The Watcom compiler can generate executable for almost every PC operating system. This makes it the choice for cross platform development. In addition, Watcom usually makes the smallest executables. Unfortunately the compatibility problems with Warp make version 10a less than perfect, though version 10.5 should fix these problems. Watcom is a great "mid level" package - it generates fast code with the smallest executable size. Watcom is such a versatile package it's great for the novice programmer as well as the professional.
Visual Age C++ has the highest system requirements. Although at present it needs a few CSDs, once these are released, it should be the ideal compiler for people needing to make large cross platform projects. Although the package only supports OS/2, it is available on several other hardware platforms and operating systems. The "Open Class" library abstracts windowing, threading and more from the application. This allows a high degree of code reusability when moving the application to another environment supported by VAC++. This package is definitely not designed for the hobbyist. Professional programmers with some serious hardware that want to do visual programming should consider this package.
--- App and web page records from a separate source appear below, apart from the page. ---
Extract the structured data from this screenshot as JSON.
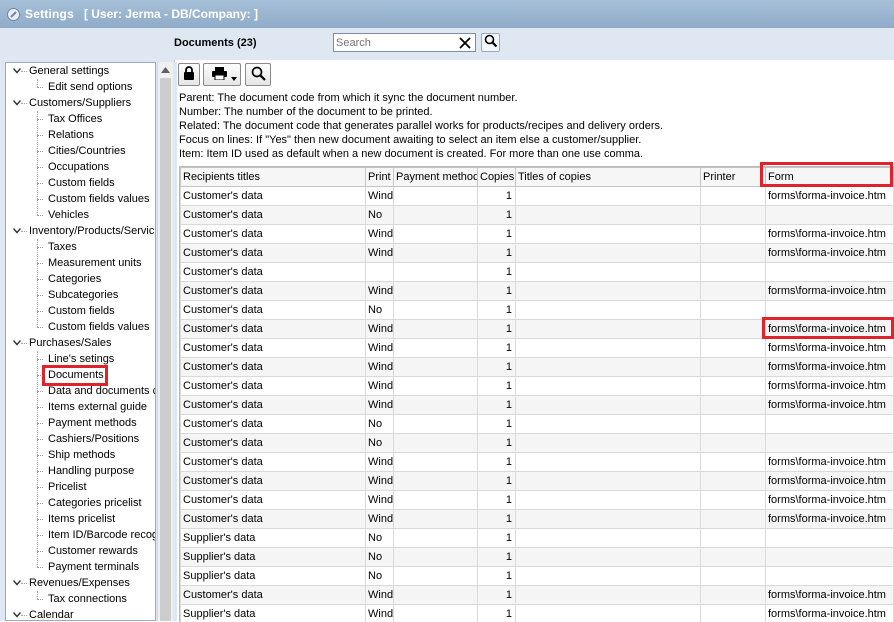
{
  "window": {
    "title": "Settings",
    "user_info": "[ User: Jerma - DB/Company:  ]"
  },
  "header": {
    "documents_title": "Documents (23)",
    "search_placeholder": "Search"
  },
  "tree": {
    "items": [
      {
        "label": "General settings",
        "level": 0,
        "expanded": true
      },
      {
        "label": "Edit send options",
        "level": 1
      },
      {
        "label": "Customers/Suppliers",
        "level": 0,
        "expanded": true
      },
      {
        "label": "Tax Offices",
        "level": 1
      },
      {
        "label": "Relations",
        "level": 1
      },
      {
        "label": "Cities/Countries",
        "level": 1
      },
      {
        "label": "Occupations",
        "level": 1
      },
      {
        "label": "Custom fields",
        "level": 1
      },
      {
        "label": "Custom fields values",
        "level": 1
      },
      {
        "label": "Vehicles",
        "level": 1
      },
      {
        "label": "Inventory/Products/Servic",
        "level": 0,
        "expanded": true
      },
      {
        "label": "Taxes",
        "level": 1
      },
      {
        "label": "Measurement units",
        "level": 1
      },
      {
        "label": "Categories",
        "level": 1
      },
      {
        "label": "Subcategories",
        "level": 1
      },
      {
        "label": "Custom fields",
        "level": 1
      },
      {
        "label": "Custom fields values",
        "level": 1
      },
      {
        "label": "Purchases/Sales",
        "level": 0,
        "expanded": true
      },
      {
        "label": "Line's setings",
        "level": 1
      },
      {
        "label": "Documents",
        "level": 1,
        "selected": true
      },
      {
        "label": "Data and documents c",
        "level": 1
      },
      {
        "label": "Items external guide",
        "level": 1
      },
      {
        "label": "Payment methods",
        "level": 1
      },
      {
        "label": "Cashiers/Positions",
        "level": 1
      },
      {
        "label": "Ship methods",
        "level": 1
      },
      {
        "label": "Handling purpose",
        "level": 1
      },
      {
        "label": "Pricelist",
        "level": 1
      },
      {
        "label": "Categories pricelist",
        "level": 1
      },
      {
        "label": "Items pricelist",
        "level": 1
      },
      {
        "label": "Item ID/Barcode recog",
        "level": 1
      },
      {
        "label": "Customer rewards",
        "level": 1
      },
      {
        "label": "Payment terminals",
        "level": 1
      },
      {
        "label": "Revenues/Expenses",
        "level": 0,
        "expanded": true
      },
      {
        "label": "Tax connections",
        "level": 1
      },
      {
        "label": "Calendar",
        "level": 0,
        "expanded": true
      }
    ]
  },
  "info_lines": [
    "Parent: The document code from which it sync the document number.",
    "Number: The number of the document to be printed.",
    "Related: The document code that generates parallel works for products/recipes and delivery orders.",
    "Focus on lines: If \"Yes\" then new document awaiting to select an item else a customer/supplier.",
    "Item: Item ID used as default when a new document is created. For more than one use comma."
  ],
  "table": {
    "columns": [
      "Recipients titles",
      "Print",
      "Payment method",
      "Copies",
      "Titles of copies",
      "Printer",
      "Form"
    ],
    "rows": [
      [
        "Customer's data",
        "Wind",
        "",
        "1",
        "",
        "",
        "forms\\forma-invoice.htm"
      ],
      [
        "Customer's data",
        "No",
        "",
        "1",
        "",
        "",
        ""
      ],
      [
        "Customer's data",
        "Wind",
        "",
        "1",
        "",
        "",
        "forms\\forma-invoice.htm"
      ],
      [
        "Customer's data",
        "Wind",
        "",
        "1",
        "",
        "",
        "forms\\forma-invoice.htm"
      ],
      [
        "Customer's data",
        "",
        "",
        "1",
        "",
        "",
        ""
      ],
      [
        "Customer's data",
        "Wind",
        "",
        "1",
        "",
        "",
        "forms\\forma-invoice.htm"
      ],
      [
        "Customer's data",
        "No",
        "",
        "1",
        "",
        "",
        ""
      ],
      [
        "Customer's data",
        "Wind",
        "",
        "1",
        "",
        "",
        "forms\\forma-invoice.htm"
      ],
      [
        "Customer's data",
        "Wind",
        "",
        "1",
        "",
        "",
        "forms\\forma-invoice.htm"
      ],
      [
        "Customer's data",
        "Wind",
        "",
        "1",
        "",
        "",
        "forms\\forma-invoice.htm"
      ],
      [
        "Customer's data",
        "Wind",
        "",
        "1",
        "",
        "",
        "forms\\forma-invoice.htm"
      ],
      [
        "Customer's data",
        "Wind",
        "",
        "1",
        "",
        "",
        "forms\\forma-invoice.htm"
      ],
      [
        "Customer's data",
        "No",
        "",
        "1",
        "",
        "",
        ""
      ],
      [
        "Customer's data",
        "No",
        "",
        "1",
        "",
        "",
        ""
      ],
      [
        "Customer's data",
        "Wind",
        "",
        "1",
        "",
        "",
        "forms\\forma-invoice.htm"
      ],
      [
        "Customer's data",
        "Wind",
        "",
        "1",
        "",
        "",
        "forms\\forma-invoice.htm"
      ],
      [
        "Customer's data",
        "Wind",
        "",
        "1",
        "",
        "",
        "forms\\forma-invoice.htm"
      ],
      [
        "Customer's data",
        "Wind",
        "",
        "1",
        "",
        "",
        "forms\\forma-invoice.htm"
      ],
      [
        "Supplier's data",
        "No",
        "",
        "1",
        "",
        "",
        ""
      ],
      [
        "Supplier's data",
        "No",
        "",
        "1",
        "",
        "",
        ""
      ],
      [
        "Supplier's data",
        "No",
        "",
        "1",
        "",
        "",
        ""
      ],
      [
        "Customer's data",
        "Wind",
        "",
        "1",
        "",
        "",
        "forms\\forma-invoice.htm"
      ],
      [
        "Supplier's data",
        "Wind",
        "",
        "1",
        "",
        "",
        "forms\\forma-invoice.htm"
      ]
    ]
  },
  "colors": {
    "titlebar": "#9bb5d0",
    "pane_background": "#dfe8f2",
    "highlight_box": "#e0232b"
  }
}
Borland C++ is the quickest compiler of the ones we have looked at. In general, its optimizer isn't as good as the other 3 compilers. Through OWL, one can create PM and Windows programs from the same source without too much difficulty. (Of course to do Windows programming, you have to purchase the Windows version of the compiler.) The Windows version has a lot more polish than the OS/2 version. Borland is a good choice for a beginner programmer and those who are familiar with OWL.